From the first line to the last, retype the records exactly without their images.

(App and web page records)
═══

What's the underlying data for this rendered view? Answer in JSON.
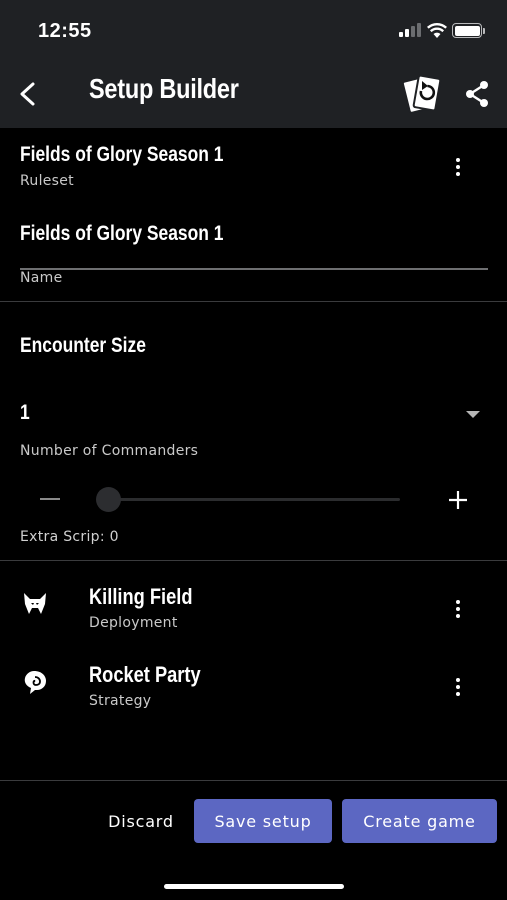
{
  "status_bar": {
    "time": "12:55"
  },
  "app_bar": {
    "title": "Setup Builder"
  },
  "ruleset": {
    "title": "Fields of Glory Season 1",
    "label": "Ruleset"
  },
  "name_field": {
    "value": "Fields of Glory Season 1",
    "label": "Name"
  },
  "encounter": {
    "heading": "Encounter Size",
    "commanders_value": "1",
    "commanders_label": "Number of Commanders",
    "slider_level": 0,
    "extra_scrip": "Extra Scrip: 0"
  },
  "cards": [
    {
      "title": "Killing Field",
      "subtitle": "Deployment",
      "icon": "horned-helmet-icon"
    },
    {
      "title": "Rocket Party",
      "subtitle": "Strategy",
      "icon": "spiral-ear-icon"
    }
  ],
  "actions": {
    "discard": "Discard",
    "save": "Save setup",
    "create": "Create game"
  },
  "colors": {
    "accent": "#5c67c2",
    "app_bar": "#1f2124",
    "background": "#000000"
  }
}
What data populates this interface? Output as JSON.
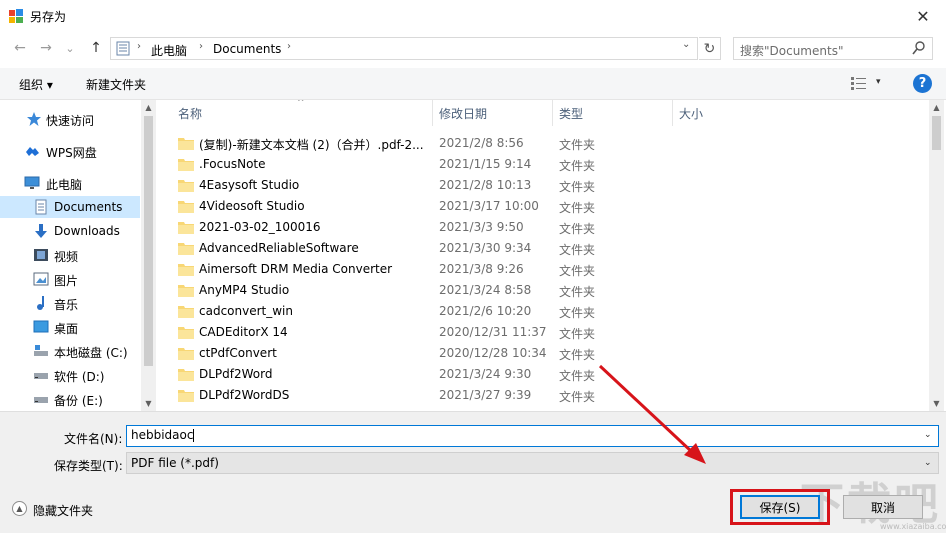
{
  "window": {
    "title": "另存为",
    "close_glyph": "✕"
  },
  "nav": {
    "back": "←",
    "forward": "→",
    "recent": "⌄",
    "up": "↑"
  },
  "address": {
    "crumbs": [
      "此电脑",
      "Documents"
    ],
    "separator": "›",
    "refresh_glyph": "↻",
    "dropdown_glyph": "⌄"
  },
  "search": {
    "placeholder": "搜索\"Documents\""
  },
  "toolbar": {
    "organize": "组织 ▾",
    "new_folder": "新建文件夹",
    "view_drop": "▾",
    "help": "?"
  },
  "sidebar": {
    "items": [
      {
        "label": "快速访问",
        "icon": "star-icon"
      },
      {
        "label": "WPS网盘",
        "icon": "cloud-icon"
      },
      {
        "label": "此电脑",
        "icon": "computer-icon"
      },
      {
        "label": "Documents",
        "icon": "document-icon",
        "selected": true
      },
      {
        "label": "Downloads",
        "icon": "download-icon"
      },
      {
        "label": "视频",
        "icon": "video-icon"
      },
      {
        "label": "图片",
        "icon": "picture-icon"
      },
      {
        "label": "音乐",
        "icon": "music-icon"
      },
      {
        "label": "桌面",
        "icon": "desktop-icon"
      },
      {
        "label": "本地磁盘 (C:)",
        "icon": "drive-c-icon"
      },
      {
        "label": "软件 (D:)",
        "icon": "drive-icon"
      },
      {
        "label": "备份 (E:)",
        "icon": "drive-icon"
      }
    ],
    "scroll_up": "▲",
    "scroll_down": "▼"
  },
  "columns": {
    "name": "名称",
    "date": "修改日期",
    "type": "类型",
    "size": "大小",
    "sort_caret": "^"
  },
  "files": [
    {
      "name": "(复制)-新建文本文档 (2)（合并）.pdf-2...",
      "date": "2021/2/8 8:56",
      "type": "文件夹"
    },
    {
      "name": ".FocusNote",
      "date": "2021/1/15 9:14",
      "type": "文件夹"
    },
    {
      "name": "4Easysoft Studio",
      "date": "2021/2/8 10:13",
      "type": "文件夹"
    },
    {
      "name": "4Videosoft Studio",
      "date": "2021/3/17 10:00",
      "type": "文件夹"
    },
    {
      "name": "2021-03-02_100016",
      "date": "2021/3/3 9:50",
      "type": "文件夹"
    },
    {
      "name": "AdvancedReliableSoftware",
      "date": "2021/3/30 9:34",
      "type": "文件夹"
    },
    {
      "name": "Aimersoft DRM Media Converter",
      "date": "2021/3/8 9:26",
      "type": "文件夹"
    },
    {
      "name": "AnyMP4 Studio",
      "date": "2021/3/24 8:58",
      "type": "文件夹"
    },
    {
      "name": "cadconvert_win",
      "date": "2021/2/6 10:20",
      "type": "文件夹"
    },
    {
      "name": "CADEditorX 14",
      "date": "2020/12/31 11:37",
      "type": "文件夹"
    },
    {
      "name": "ctPdfConvert",
      "date": "2020/12/28 10:34",
      "type": "文件夹"
    },
    {
      "name": "DLPdf2Word",
      "date": "2021/3/24 9:30",
      "type": "文件夹"
    },
    {
      "name": "DLPdf2WordDS",
      "date": "2021/3/27 9:39",
      "type": "文件夹"
    }
  ],
  "form": {
    "filename_label": "文件名(N):",
    "filename_value": "hebbidaoc",
    "filetype_label": "保存类型(T):",
    "filetype_value": "PDF file (*.pdf)",
    "drop_glyph": "⌄"
  },
  "footer": {
    "hide_folders": "隐藏文件夹",
    "hide_glyph": "▲",
    "save": "保存(S)",
    "cancel": "取消"
  },
  "watermark": {
    "text": "下载吧",
    "url": "www.xiazaiba.com"
  },
  "colors": {
    "accent": "#0078d7",
    "selection": "#cce8ff",
    "annotation_red": "#d7141a",
    "folder_yellow": "#f8d775"
  }
}
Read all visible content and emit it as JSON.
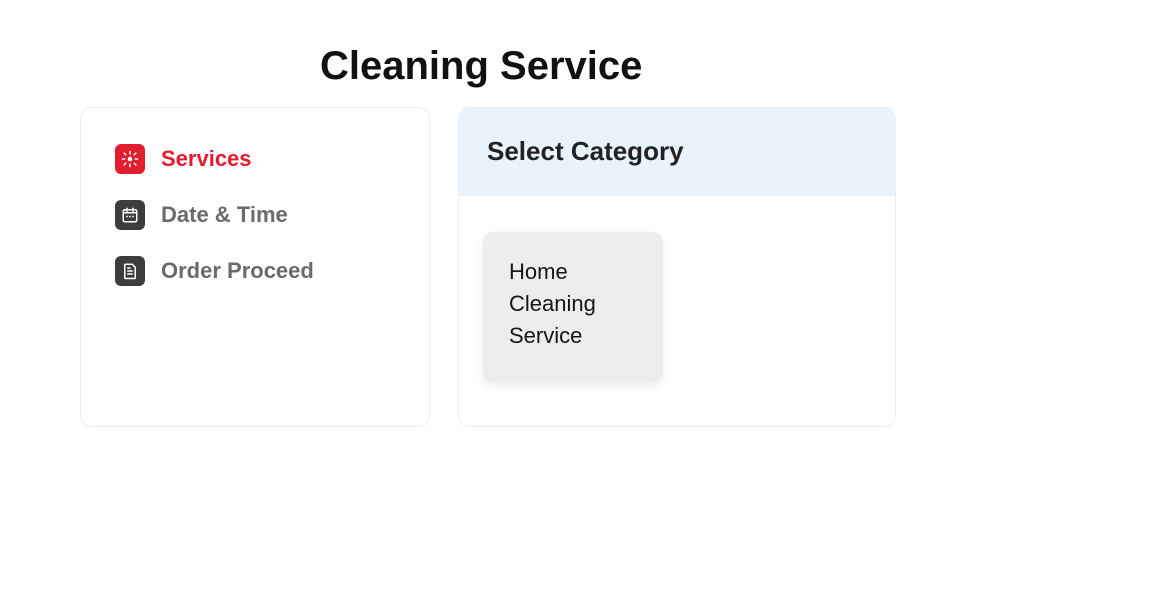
{
  "title": "Cleaning Service",
  "sidebar": {
    "items": [
      {
        "label": "Services",
        "active": true
      },
      {
        "label": "Date & Time",
        "active": false
      },
      {
        "label": "Order Proceed",
        "active": false
      }
    ]
  },
  "panel": {
    "header": "Select Category",
    "categories": [
      {
        "name": "Home Cleaning Service"
      }
    ]
  }
}
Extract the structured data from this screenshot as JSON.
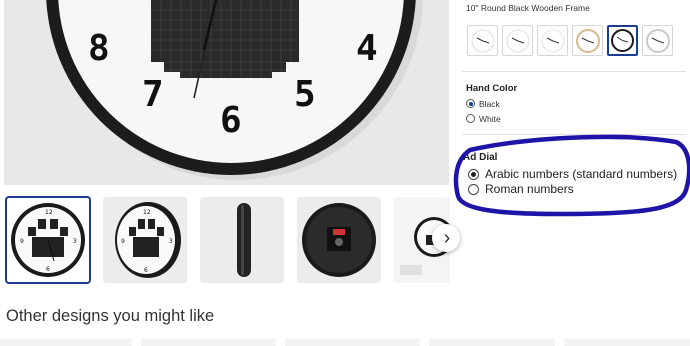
{
  "product": {
    "dial_numbers_visible": [
      "8",
      "4",
      "7",
      "6",
      "5"
    ],
    "thumbnails": [
      {
        "name": "thumb-front-paw",
        "selected": true
      },
      {
        "name": "thumb-angled-paw",
        "selected": false
      },
      {
        "name": "thumb-side-profile",
        "selected": false
      },
      {
        "name": "thumb-back-mechanism",
        "selected": false
      },
      {
        "name": "thumb-room-scene",
        "selected": false
      }
    ],
    "next_icon": "chevron-right-icon",
    "next_glyph": "›"
  },
  "frame": {
    "label": "10\" Round Black Wooden Frame",
    "options": [
      {
        "frame_color": "#ffffff",
        "selected": false
      },
      {
        "frame_color": "#ffffff",
        "selected": false
      },
      {
        "frame_color": "#ffffff",
        "selected": false
      },
      {
        "frame_color": "#d9b88f",
        "selected": false
      },
      {
        "frame_color": "#1a1a1a",
        "selected": true
      },
      {
        "frame_color": "#c9c9c9",
        "selected": false
      }
    ]
  },
  "hand_color": {
    "title": "Hand Color",
    "options": [
      {
        "label": "Black",
        "checked": true
      },
      {
        "label": "White",
        "checked": false
      }
    ]
  },
  "ad_dial": {
    "title": "Ad Dial",
    "options": [
      {
        "label": "Arabic numbers (standard numbers)",
        "checked": true
      },
      {
        "label": "Roman numbers",
        "checked": false
      }
    ]
  },
  "other_designs": {
    "heading": "Other designs you might like"
  },
  "colors": {
    "accent": "#1c3d8f",
    "annotation": "#1f14a8",
    "clock_frame": "#1a1a1a"
  }
}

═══

OUTPUT BELOW –
What's the underlying data for this rendered view? Answer in JSON.
{
  "status_bar": {
    "time": "12:55"
  },
  "app_bar": {
    "title": "Setup Builder"
  },
  "ruleset": {
    "title": "Fields of Glory Season 1",
    "label": "Ruleset"
  },
  "name_field": {
    "value": "Fields of Glory Season 1",
    "label": "Name"
  },
  "encounter": {
    "heading": "Encounter Size",
    "commanders_value": "1",
    "commanders_label": "Number of Commanders",
    "slider_level": 0,
    "extra_scrip": "Extra Scrip: 0"
  },
  "cards": [
    {
      "title": "Killing Field",
      "subtitle": "Deployment",
      "icon": "horned-helmet-icon"
    },
    {
      "title": "Rocket Party",
      "subtitle": "Strategy",
      "icon": "spiral-ear-icon"
    }
  ],
  "actions": {
    "discard": "Discard",
    "save": "Save setup",
    "create": "Create game"
  },
  "colors": {
    "accent": "#5c67c2",
    "app_bar": "#1f2124",
    "background": "#000000"
  }
}
What data populates this interface? Output as JSON.
{
  "window": {
    "title": "另存为",
    "close_glyph": "✕"
  },
  "nav": {
    "back": "←",
    "forward": "→",
    "recent": "⌄",
    "up": "↑"
  },
  "address": {
    "crumbs": [
      "此电脑",
      "Documents"
    ],
    "separator": "›",
    "refresh_glyph": "↻",
    "dropdown_glyph": "⌄"
  },
  "search": {
    "placeholder": "搜索\"Documents\""
  },
  "toolbar": {
    "organize": "组织 ▾",
    "new_folder": "新建文件夹",
    "view_drop": "▾",
    "help": "?"
  },
  "sidebar": {
    "items": [
      {
        "label": "快速访问",
        "icon": "star-icon"
      },
      {
        "label": "WPS网盘",
        "icon": "cloud-icon"
      },
      {
        "label": "此电脑",
        "icon": "computer-icon"
      },
      {
        "label": "Documents",
        "icon": "document-icon",
        "selected": true
      },
      {
        "label": "Downloads",
        "icon": "download-icon"
      },
      {
        "label": "视频",
        "icon": "video-icon"
      },
      {
        "label": "图片",
        "icon": "picture-icon"
      },
      {
        "label": "音乐",
        "icon": "music-icon"
      },
      {
        "label": "桌面",
        "icon": "desktop-icon"
      },
      {
        "label": "本地磁盘 (C:)",
        "icon": "drive-c-icon"
      },
      {
        "label": "软件 (D:)",
        "icon": "drive-icon"
      },
      {
        "label": "备份 (E:)",
        "icon": "drive-icon"
      }
    ],
    "scroll_up": "▲",
    "scroll_down": "▼"
  },
  "columns": {
    "name": "名称",
    "date": "修改日期",
    "type": "类型",
    "size": "大小",
    "sort_caret": "^"
  },
  "files": [
    {
      "name": "(复制)-新建文本文档 (2)（合并）.pdf-2...",
      "date": "2021/2/8 8:56",
      "type": "文件夹"
    },
    {
      "name": ".FocusNote",
      "date": "2021/1/15 9:14",
      "type": "文件夹"
    },
    {
      "name": "4Easysoft Studio",
      "date": "2021/2/8 10:13",
      "type": "文件夹"
    },
    {
      "name": "4Videosoft Studio",
      "date": "2021/3/17 10:00",
      "type": "文件夹"
    },
    {
      "name": "2021-03-02_100016",
      "date": "2021/3/3 9:50",
      "type": "文件夹"
    },
    {
      "name": "AdvancedReliableSoftware",
      "date": "2021/3/30 9:34",
      "type": "文件夹"
    },
    {
      "name": "Aimersoft DRM Media Converter",
      "date": "2021/3/8 9:26",
      "type": "文件夹"
    },
    {
      "name": "AnyMP4 Studio",
      "date": "2021/3/24 8:58",
      "type": "文件夹"
    },
    {
      "name": "cadconvert_win",
      "date": "2021/2/6 10:20",
      "type": "文件夹"
    },
    {
      "name": "CADEditorX 14",
      "date": "2020/12/31 11:37",
      "type": "文件夹"
    },
    {
      "name": "ctPdfConvert",
      "date": "2020/12/28 10:34",
      "type": "文件夹"
    },
    {
      "name": "DLPdf2Word",
      "date": "2021/3/24 9:30",
      "type": "文件夹"
    },
    {
      "name": "DLPdf2WordDS",
      "date": "2021/3/27 9:39",
      "type": "文件夹"
    }
  ],
  "form": {
    "filename_label": "文件名(N):",
    "filename_value": "hebbidaoc",
    "filetype_label": "保存类型(T):",
    "filetype_value": "PDF file (*.pdf)",
    "drop_glyph": "⌄"
  },
  "footer": {
    "hide_folders": "隐藏文件夹",
    "hide_glyph": "▲",
    "save": "保存(S)",
    "cancel": "取消"
  },
  "watermark": {
    "text": "下载吧",
    "url": "www.xiazaiba.com"
  },
  "colors": {
    "accent": "#0078d7",
    "selection": "#cce8ff",
    "annotation_red": "#d7141a",
    "folder_yellow": "#f8d775"
  }
}
Read all visible content and emit it as JSON.
{
  "title": "Cleaning Service",
  "sidebar": {
    "items": [
      {
        "label": "Services",
        "active": true
      },
      {
        "label": "Date & Time",
        "active": false
      },
      {
        "label": "Order Proceed",
        "active": false
      }
    ]
  },
  "panel": {
    "header": "Select Category",
    "categories": [
      {
        "name": "Home Cleaning Service"
      }
    ]
  }
}
Extract the structured data from this screenshot as JSON.
{
  "product": {
    "dial_numbers_visible": [
      "8",
      "4",
      "7",
      "6",
      "5"
    ],
    "thumbnails": [
      {
        "name": "thumb-front-paw",
        "selected": true
      },
      {
        "name": "thumb-angled-paw",
        "selected": false
      },
      {
        "name": "thumb-side-profile",
        "selected": false
      },
      {
        "name": "thumb-back-mechanism",
        "selected": false
      },
      {
        "name": "thumb-room-scene",
        "selected": false
      }
    ],
    "next_icon": "chevron-right-icon",
    "next_glyph": "›"
  },
  "frame": {
    "label": "10\" Round Black Wooden Frame",
    "options": [
      {
        "frame_color": "#ffffff",
        "selected": false
      },
      {
        "frame_color": "#ffffff",
        "selected": false
      },
      {
        "frame_color": "#ffffff",
        "selected": false
      },
      {
        "frame_color": "#d9b88f",
        "selected": false
      },
      {
        "frame_color": "#1a1a1a",
        "selected": true
      },
      {
        "frame_color": "#c9c9c9",
        "selected": false
      }
    ]
  },
  "hand_color": {
    "title": "Hand Color",
    "options": [
      {
        "label": "Black",
        "checked": true
      },
      {
        "label": "White",
        "checked": false
      }
    ]
  },
  "ad_dial": {
    "title": "Ad Dial",
    "options": [
      {
        "label": "Arabic numbers (standard numbers)",
        "checked": true
      },
      {
        "label": "Roman numbers",
        "checked": false
      }
    ]
  },
  "other_designs": {
    "heading": "Other designs you might like"
  },
  "colors": {
    "accent": "#1c3d8f",
    "annotation": "#1f14a8",
    "clock_frame": "#1a1a1a"
  }
}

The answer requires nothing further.